  2. The newer textbooks have pretty much accepted you’re going to rote-memorize some things and probably don’t care about the formula.

Yep, you read that right. For example, one of the things I find now in my text are handy “tables” that tell you the “standard answers” for common mathematical functions. Twenty years ago, we had to demonstrate mathematically WHY, for example, the sin(pi/6 aka 30o)=1/2.  You got out your quadrille paper, you graphed a unit circle, you labeled stuff, drew your arc, and did the math. Now, you have a table. This helps, right?

Not really. Sure, you have a handy table, and you go and apply that to all of the problems in the homework. Or you leverage your graphing calculator to tell you that sin(30)=0.5, no problem. But when it comes time to use what you have learned so far to apply it to a new concept, or to solve a problem where there is more than one missing value, you’re hosed until you get another table or some set of instructions on what to plug into your TI83.

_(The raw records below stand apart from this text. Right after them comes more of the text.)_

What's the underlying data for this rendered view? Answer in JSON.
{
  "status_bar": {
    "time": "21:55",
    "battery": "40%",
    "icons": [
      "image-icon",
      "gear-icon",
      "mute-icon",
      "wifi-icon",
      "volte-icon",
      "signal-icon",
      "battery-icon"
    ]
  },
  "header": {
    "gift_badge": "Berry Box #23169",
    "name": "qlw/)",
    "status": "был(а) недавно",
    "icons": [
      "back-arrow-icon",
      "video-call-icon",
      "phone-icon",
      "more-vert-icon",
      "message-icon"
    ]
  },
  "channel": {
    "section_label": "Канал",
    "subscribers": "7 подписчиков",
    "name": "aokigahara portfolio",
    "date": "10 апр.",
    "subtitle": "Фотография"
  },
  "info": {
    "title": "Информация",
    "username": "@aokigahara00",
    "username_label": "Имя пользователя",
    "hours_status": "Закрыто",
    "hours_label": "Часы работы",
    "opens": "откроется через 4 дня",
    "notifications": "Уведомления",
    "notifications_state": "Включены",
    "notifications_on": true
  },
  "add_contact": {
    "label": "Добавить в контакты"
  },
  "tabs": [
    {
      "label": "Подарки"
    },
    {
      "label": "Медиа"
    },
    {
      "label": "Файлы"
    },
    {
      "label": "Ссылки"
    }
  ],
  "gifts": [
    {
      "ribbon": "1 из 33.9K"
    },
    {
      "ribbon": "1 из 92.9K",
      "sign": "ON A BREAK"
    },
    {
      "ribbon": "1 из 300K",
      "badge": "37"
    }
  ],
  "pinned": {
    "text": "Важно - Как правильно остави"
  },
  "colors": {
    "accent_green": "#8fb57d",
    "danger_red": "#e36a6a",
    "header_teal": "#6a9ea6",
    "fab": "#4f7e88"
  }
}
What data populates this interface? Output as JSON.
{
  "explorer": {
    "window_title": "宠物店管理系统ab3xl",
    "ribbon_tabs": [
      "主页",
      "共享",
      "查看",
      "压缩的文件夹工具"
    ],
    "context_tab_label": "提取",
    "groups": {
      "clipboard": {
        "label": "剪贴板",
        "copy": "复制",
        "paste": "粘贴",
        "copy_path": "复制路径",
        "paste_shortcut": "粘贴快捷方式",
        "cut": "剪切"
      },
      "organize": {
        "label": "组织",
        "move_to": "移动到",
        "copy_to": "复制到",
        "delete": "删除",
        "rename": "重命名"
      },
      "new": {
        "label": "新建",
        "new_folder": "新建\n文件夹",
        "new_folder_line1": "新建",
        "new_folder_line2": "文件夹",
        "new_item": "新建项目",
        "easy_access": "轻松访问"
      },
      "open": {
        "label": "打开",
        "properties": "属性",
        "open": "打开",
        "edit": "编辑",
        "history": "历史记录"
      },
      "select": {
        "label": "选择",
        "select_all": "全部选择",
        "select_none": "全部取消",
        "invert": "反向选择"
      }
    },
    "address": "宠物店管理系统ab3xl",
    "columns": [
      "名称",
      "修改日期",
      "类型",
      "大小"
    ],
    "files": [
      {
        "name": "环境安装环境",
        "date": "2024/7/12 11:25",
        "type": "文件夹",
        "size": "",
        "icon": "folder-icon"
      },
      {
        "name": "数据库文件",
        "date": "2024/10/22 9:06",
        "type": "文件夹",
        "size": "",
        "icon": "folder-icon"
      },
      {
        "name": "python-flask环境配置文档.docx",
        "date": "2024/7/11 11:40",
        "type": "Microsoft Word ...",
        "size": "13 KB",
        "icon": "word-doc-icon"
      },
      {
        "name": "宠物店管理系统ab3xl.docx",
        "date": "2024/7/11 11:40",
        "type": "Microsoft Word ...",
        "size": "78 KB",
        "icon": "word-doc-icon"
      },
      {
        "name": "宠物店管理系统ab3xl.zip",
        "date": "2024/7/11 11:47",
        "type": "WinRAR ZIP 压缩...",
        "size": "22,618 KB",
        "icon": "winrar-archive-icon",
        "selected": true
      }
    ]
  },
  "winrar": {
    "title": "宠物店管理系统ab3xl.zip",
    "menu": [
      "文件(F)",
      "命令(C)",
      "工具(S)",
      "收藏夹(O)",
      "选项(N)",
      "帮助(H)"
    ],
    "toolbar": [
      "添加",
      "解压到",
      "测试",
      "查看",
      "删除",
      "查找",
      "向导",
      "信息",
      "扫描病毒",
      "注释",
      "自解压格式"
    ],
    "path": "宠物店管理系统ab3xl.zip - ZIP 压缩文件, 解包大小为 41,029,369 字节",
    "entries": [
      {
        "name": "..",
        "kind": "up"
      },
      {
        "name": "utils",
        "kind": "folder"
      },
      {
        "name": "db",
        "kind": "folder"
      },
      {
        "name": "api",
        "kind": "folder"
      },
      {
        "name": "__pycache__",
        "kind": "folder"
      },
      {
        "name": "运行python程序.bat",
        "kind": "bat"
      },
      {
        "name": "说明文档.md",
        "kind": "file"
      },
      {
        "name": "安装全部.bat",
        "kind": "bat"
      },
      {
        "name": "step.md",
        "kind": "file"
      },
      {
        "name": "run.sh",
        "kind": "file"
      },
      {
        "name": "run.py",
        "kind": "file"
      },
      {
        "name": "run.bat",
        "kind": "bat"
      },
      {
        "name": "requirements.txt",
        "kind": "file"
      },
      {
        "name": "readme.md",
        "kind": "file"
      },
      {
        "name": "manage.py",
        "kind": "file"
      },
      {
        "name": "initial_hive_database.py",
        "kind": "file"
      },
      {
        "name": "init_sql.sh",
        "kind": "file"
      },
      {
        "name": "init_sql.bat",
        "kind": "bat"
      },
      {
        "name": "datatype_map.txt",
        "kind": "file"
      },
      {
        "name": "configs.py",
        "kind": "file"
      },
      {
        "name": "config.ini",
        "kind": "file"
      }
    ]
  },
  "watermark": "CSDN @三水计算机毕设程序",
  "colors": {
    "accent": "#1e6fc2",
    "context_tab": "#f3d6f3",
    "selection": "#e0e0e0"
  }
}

As I’m actually going to USE this math in Economics – first quarter Microeconomics shows you enough graphs and charts that you immediately understand the significance of Understanding What The Graph Is Actually Telling You and How To Derive a Formula For It – I wish the textbooks actually worked to have you get the theory as much as they do the application. This is like when you’re at work and your boss asks you to provide a presentation and then hands you the template and tells you exactly what to write – that’s great, but I’d really like to participate, please.